Print the entries below again exactly as they stand, but skip any picture.

........

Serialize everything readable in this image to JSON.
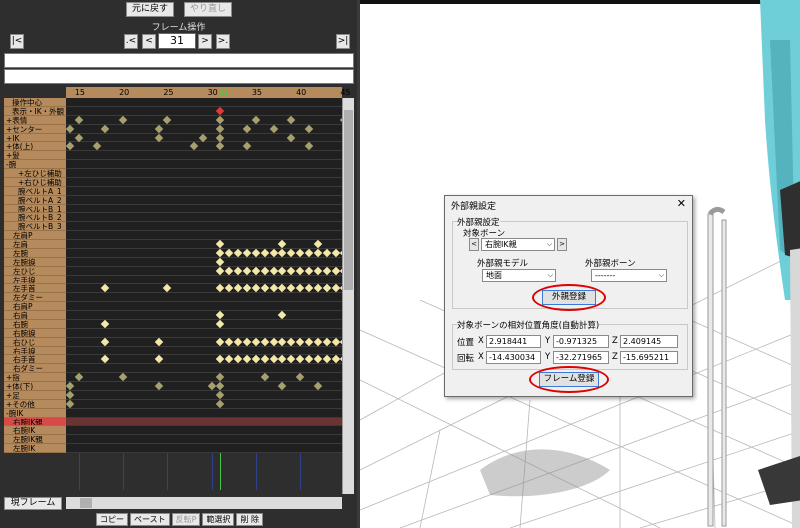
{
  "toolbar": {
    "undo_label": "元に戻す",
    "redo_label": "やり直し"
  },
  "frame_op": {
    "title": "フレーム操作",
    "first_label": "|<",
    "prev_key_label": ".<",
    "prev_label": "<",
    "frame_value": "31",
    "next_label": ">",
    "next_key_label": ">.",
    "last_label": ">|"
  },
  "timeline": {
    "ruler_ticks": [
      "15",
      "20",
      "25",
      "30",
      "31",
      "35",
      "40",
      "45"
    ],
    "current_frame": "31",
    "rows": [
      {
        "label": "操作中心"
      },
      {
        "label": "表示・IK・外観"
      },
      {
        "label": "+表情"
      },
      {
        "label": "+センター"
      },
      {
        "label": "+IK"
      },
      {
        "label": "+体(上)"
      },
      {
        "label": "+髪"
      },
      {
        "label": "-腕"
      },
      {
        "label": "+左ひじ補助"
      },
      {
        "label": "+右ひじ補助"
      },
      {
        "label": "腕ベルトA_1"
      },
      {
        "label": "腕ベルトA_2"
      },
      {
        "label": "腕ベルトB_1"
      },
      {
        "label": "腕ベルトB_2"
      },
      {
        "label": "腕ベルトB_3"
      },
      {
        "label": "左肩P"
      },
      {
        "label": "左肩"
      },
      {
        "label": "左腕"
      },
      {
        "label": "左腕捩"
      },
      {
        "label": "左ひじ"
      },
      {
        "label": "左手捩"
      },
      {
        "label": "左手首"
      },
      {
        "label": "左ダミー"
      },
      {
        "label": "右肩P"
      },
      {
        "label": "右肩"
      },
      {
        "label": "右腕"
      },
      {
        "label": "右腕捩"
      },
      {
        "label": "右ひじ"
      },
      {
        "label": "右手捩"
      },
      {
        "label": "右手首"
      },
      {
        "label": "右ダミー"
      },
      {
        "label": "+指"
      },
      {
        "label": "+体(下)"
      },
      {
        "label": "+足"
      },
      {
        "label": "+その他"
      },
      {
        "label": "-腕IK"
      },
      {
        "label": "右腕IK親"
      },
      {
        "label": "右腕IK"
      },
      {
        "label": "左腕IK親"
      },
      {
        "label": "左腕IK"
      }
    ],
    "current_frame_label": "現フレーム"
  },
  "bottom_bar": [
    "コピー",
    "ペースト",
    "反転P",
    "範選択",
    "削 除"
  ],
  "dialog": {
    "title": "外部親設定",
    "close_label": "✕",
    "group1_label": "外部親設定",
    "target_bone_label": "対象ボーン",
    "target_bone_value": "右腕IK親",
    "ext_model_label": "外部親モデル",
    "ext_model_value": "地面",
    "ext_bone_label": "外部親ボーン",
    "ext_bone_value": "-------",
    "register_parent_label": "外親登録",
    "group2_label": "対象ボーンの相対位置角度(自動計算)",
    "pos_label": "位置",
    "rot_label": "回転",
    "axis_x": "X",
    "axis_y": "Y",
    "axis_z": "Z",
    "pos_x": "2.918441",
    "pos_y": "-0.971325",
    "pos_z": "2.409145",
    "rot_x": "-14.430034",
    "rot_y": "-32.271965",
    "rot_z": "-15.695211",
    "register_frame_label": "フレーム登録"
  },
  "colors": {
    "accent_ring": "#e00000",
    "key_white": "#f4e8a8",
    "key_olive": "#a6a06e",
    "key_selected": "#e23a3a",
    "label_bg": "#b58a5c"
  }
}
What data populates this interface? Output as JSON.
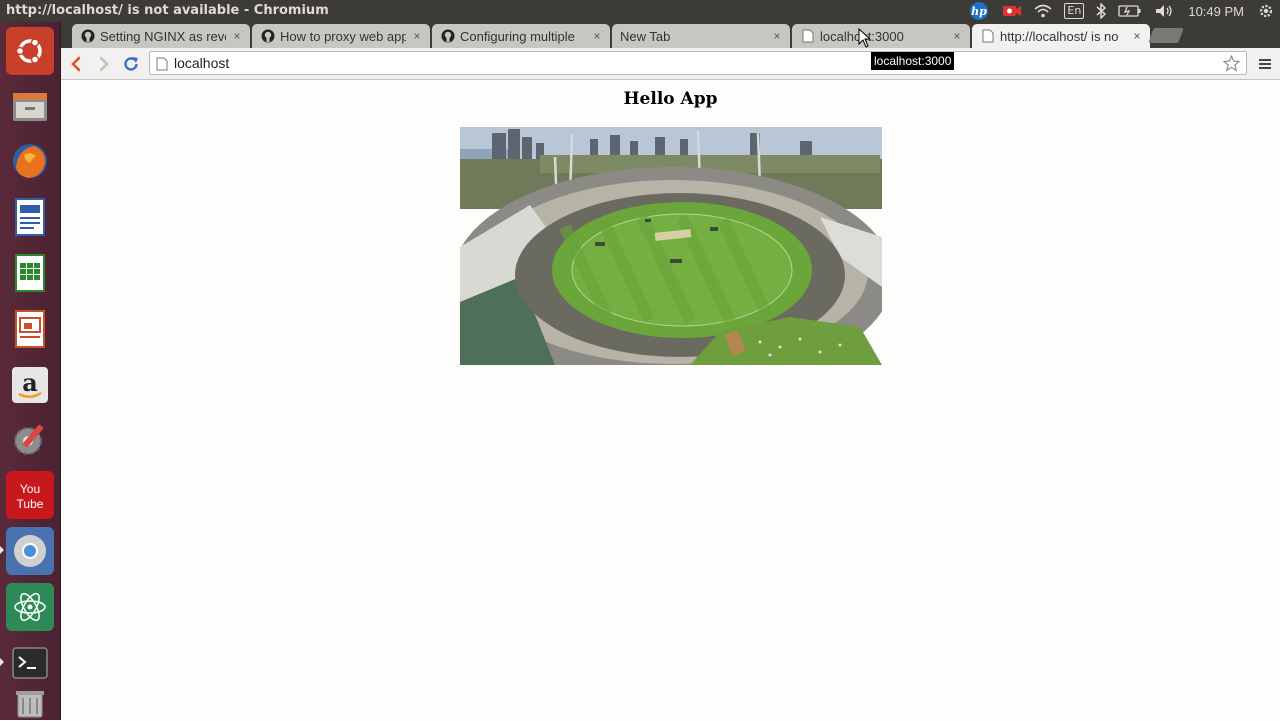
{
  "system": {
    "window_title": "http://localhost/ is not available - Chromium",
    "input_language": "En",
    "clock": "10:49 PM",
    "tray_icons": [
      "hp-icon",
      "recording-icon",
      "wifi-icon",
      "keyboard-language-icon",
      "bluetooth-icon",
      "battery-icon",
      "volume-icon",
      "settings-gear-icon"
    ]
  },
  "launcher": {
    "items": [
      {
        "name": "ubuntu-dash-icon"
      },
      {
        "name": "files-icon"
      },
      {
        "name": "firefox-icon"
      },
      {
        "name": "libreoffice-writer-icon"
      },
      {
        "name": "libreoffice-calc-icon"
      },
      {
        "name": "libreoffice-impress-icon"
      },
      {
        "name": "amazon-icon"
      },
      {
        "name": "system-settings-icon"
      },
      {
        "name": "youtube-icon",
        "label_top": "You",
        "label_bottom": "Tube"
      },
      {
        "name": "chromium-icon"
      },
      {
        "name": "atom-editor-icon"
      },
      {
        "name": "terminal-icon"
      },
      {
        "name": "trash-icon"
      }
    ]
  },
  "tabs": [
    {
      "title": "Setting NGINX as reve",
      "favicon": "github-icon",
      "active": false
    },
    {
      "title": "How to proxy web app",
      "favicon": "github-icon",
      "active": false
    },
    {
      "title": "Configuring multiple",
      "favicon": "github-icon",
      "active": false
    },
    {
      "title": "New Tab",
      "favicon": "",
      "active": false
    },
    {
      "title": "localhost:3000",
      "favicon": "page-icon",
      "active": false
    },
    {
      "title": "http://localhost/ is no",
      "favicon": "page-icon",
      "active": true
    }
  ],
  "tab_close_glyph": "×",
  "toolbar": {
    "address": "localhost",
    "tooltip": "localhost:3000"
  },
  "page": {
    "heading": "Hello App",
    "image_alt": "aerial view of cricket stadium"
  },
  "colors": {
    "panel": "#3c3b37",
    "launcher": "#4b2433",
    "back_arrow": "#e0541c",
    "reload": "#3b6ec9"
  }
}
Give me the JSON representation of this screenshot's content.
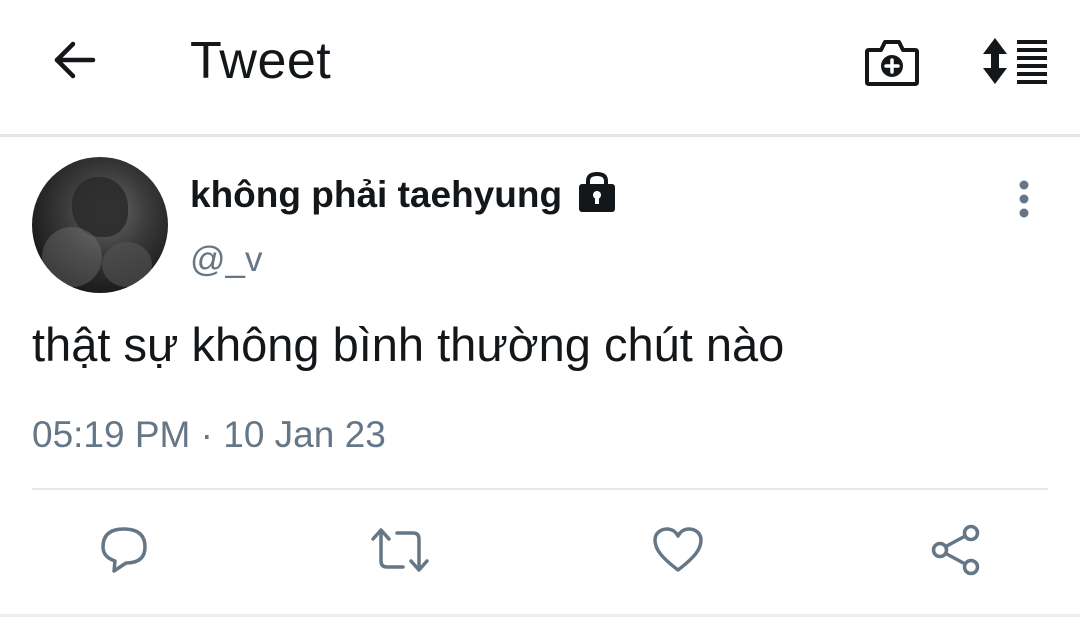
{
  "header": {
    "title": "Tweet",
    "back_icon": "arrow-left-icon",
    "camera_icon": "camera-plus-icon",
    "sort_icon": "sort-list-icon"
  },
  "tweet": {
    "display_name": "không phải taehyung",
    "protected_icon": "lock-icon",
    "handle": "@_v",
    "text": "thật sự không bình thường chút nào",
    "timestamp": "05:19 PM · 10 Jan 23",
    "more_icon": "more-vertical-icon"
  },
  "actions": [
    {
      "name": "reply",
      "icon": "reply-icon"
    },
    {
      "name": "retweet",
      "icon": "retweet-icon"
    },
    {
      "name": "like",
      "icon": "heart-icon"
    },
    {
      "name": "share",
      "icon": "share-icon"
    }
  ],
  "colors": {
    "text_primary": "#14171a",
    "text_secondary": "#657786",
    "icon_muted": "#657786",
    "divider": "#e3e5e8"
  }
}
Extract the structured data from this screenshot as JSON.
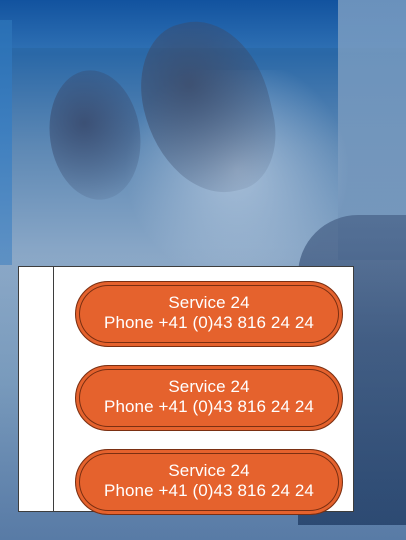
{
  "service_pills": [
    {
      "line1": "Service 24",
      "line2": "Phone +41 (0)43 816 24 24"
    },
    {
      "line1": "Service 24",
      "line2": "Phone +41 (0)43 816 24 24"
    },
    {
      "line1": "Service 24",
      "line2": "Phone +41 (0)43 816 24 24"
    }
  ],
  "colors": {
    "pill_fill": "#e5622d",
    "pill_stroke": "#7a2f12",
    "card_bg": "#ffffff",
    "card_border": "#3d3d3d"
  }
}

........

Task result.
Serialize everything readable in this image to JSON.
{
  "toolbar": {
    "undo_label": "元に戻す",
    "redo_label": "やり直し"
  },
  "frame_op": {
    "title": "フレーム操作",
    "first_label": "|<",
    "prev_key_label": ".<",
    "prev_label": "<",
    "frame_value": "31",
    "next_label": ">",
    "next_key_label": ">.",
    "last_label": ">|"
  },
  "timeline": {
    "ruler_ticks": [
      "15",
      "20",
      "25",
      "30",
      "31",
      "35",
      "40",
      "45"
    ],
    "current_frame": "31",
    "rows": [
      {
        "label": "操作中心"
      },
      {
        "label": "表示・IK・外観"
      },
      {
        "label": "+表情"
      },
      {
        "label": "+センター"
      },
      {
        "label": "+IK"
      },
      {
        "label": "+体(上)"
      },
      {
        "label": "+髪"
      },
      {
        "label": "-腕"
      },
      {
        "label": "+左ひじ補助"
      },
      {
        "label": "+右ひじ補助"
      },
      {
        "label": "腕ベルトA_1"
      },
      {
        "label": "腕ベルトA_2"
      },
      {
        "label": "腕ベルトB_1"
      },
      {
        "label": "腕ベルトB_2"
      },
      {
        "label": "腕ベルトB_3"
      },
      {
        "label": "左肩P"
      },
      {
        "label": "左肩"
      },
      {
        "label": "左腕"
      },
      {
        "label": "左腕捩"
      },
      {
        "label": "左ひじ"
      },
      {
        "label": "左手捩"
      },
      {
        "label": "左手首"
      },
      {
        "label": "左ダミー"
      },
      {
        "label": "右肩P"
      },
      {
        "label": "右肩"
      },
      {
        "label": "右腕"
      },
      {
        "label": "右腕捩"
      },
      {
        "label": "右ひじ"
      },
      {
        "label": "右手捩"
      },
      {
        "label": "右手首"
      },
      {
        "label": "右ダミー"
      },
      {
        "label": "+指"
      },
      {
        "label": "+体(下)"
      },
      {
        "label": "+足"
      },
      {
        "label": "+その他"
      },
      {
        "label": "-腕IK"
      },
      {
        "label": "右腕IK親"
      },
      {
        "label": "右腕IK"
      },
      {
        "label": "左腕IK親"
      },
      {
        "label": "左腕IK"
      }
    ],
    "current_frame_label": "現フレーム"
  },
  "bottom_bar": [
    "コピー",
    "ペースト",
    "反転P",
    "範選択",
    "削 除"
  ],
  "dialog": {
    "title": "外部親設定",
    "close_label": "✕",
    "group1_label": "外部親設定",
    "target_bone_label": "対象ボーン",
    "target_bone_value": "右腕IK親",
    "ext_model_label": "外部親モデル",
    "ext_model_value": "地面",
    "ext_bone_label": "外部親ボーン",
    "ext_bone_value": "-------",
    "register_parent_label": "外親登録",
    "group2_label": "対象ボーンの相対位置角度(自動計算)",
    "pos_label": "位置",
    "rot_label": "回転",
    "axis_x": "X",
    "axis_y": "Y",
    "axis_z": "Z",
    "pos_x": "2.918441",
    "pos_y": "-0.971325",
    "pos_z": "2.409145",
    "rot_x": "-14.430034",
    "rot_y": "-32.271965",
    "rot_z": "-15.695211",
    "register_frame_label": "フレーム登録"
  },
  "colors": {
    "accent_ring": "#e00000",
    "key_white": "#f4e8a8",
    "key_olive": "#a6a06e",
    "key_selected": "#e23a3a",
    "label_bg": "#b58a5c"
  }
}
What data populates this interface? Output as JSON.
{
  "system": {
    "window_title": "http://localhost/ is not available - Chromium",
    "input_language": "En",
    "clock": "10:49 PM",
    "tray_icons": [
      "hp-icon",
      "recording-icon",
      "wifi-icon",
      "keyboard-language-icon",
      "bluetooth-icon",
      "battery-icon",
      "volume-icon",
      "settings-gear-icon"
    ]
  },
  "launcher": {
    "items": [
      {
        "name": "ubuntu-dash-icon"
      },
      {
        "name": "files-icon"
      },
      {
        "name": "firefox-icon"
      },
      {
        "name": "libreoffice-writer-icon"
      },
      {
        "name": "libreoffice-calc-icon"
      },
      {
        "name": "libreoffice-impress-icon"
      },
      {
        "name": "amazon-icon"
      },
      {
        "name": "system-settings-icon"
      },
      {
        "name": "youtube-icon",
        "label_top": "You",
        "label_bottom": "Tube"
      },
      {
        "name": "chromium-icon"
      },
      {
        "name": "atom-editor-icon"
      },
      {
        "name": "terminal-icon"
      },
      {
        "name": "trash-icon"
      }
    ]
  },
  "tabs": [
    {
      "title": "Setting NGINX as reve",
      "favicon": "github-icon",
      "active": false
    },
    {
      "title": "How to proxy web app",
      "favicon": "github-icon",
      "active": false
    },
    {
      "title": "Configuring multiple",
      "favicon": "github-icon",
      "active": false
    },
    {
      "title": "New Tab",
      "favicon": "",
      "active": false
    },
    {
      "title": "localhost:3000",
      "favicon": "page-icon",
      "active": false
    },
    {
      "title": "http://localhost/ is no",
      "favicon": "page-icon",
      "active": true
    }
  ],
  "tab_close_glyph": "×",
  "toolbar": {
    "address": "localhost",
    "tooltip": "localhost:3000"
  },
  "page": {
    "heading": "Hello App",
    "image_alt": "aerial view of cricket stadium"
  },
  "colors": {
    "panel": "#3c3b37",
    "launcher": "#4b2433",
    "back_arrow": "#e0541c",
    "reload": "#3b6ec9"
  }
}
Give me the JSON representation of this screenshot's content.
{
  "header": {
    "title": "Tweet",
    "back_icon": "arrow-left-icon",
    "camera_icon": "camera-plus-icon",
    "sort_icon": "sort-list-icon"
  },
  "tweet": {
    "display_name": "không phải taehyung",
    "protected_icon": "lock-icon",
    "handle": "@_v",
    "text": "thật sự không bình thường chút nào",
    "timestamp": "05:19 PM · 10 Jan 23",
    "more_icon": "more-vertical-icon"
  },
  "actions": [
    {
      "name": "reply",
      "icon": "reply-icon"
    },
    {
      "name": "retweet",
      "icon": "retweet-icon"
    },
    {
      "name": "like",
      "icon": "heart-icon"
    },
    {
      "name": "share",
      "icon": "share-icon"
    }
  ],
  "colors": {
    "text_primary": "#14171a",
    "text_secondary": "#657786",
    "icon_muted": "#657786",
    "divider": "#e3e5e8"
  }
}
Extract the structured data from this screenshot as JSON.
{
  "service_pills": [
    {
      "line1": "Service 24",
      "line2": "Phone +41 (0)43 816 24 24"
    },
    {
      "line1": "Service 24",
      "line2": "Phone +41 (0)43 816 24 24"
    },
    {
      "line1": "Service 24",
      "line2": "Phone +41 (0)43 816 24 24"
    }
  ],
  "colors": {
    "pill_fill": "#e5622d",
    "pill_stroke": "#7a2f12",
    "card_bg": "#ffffff",
    "card_border": "#3d3d3d"
  }
}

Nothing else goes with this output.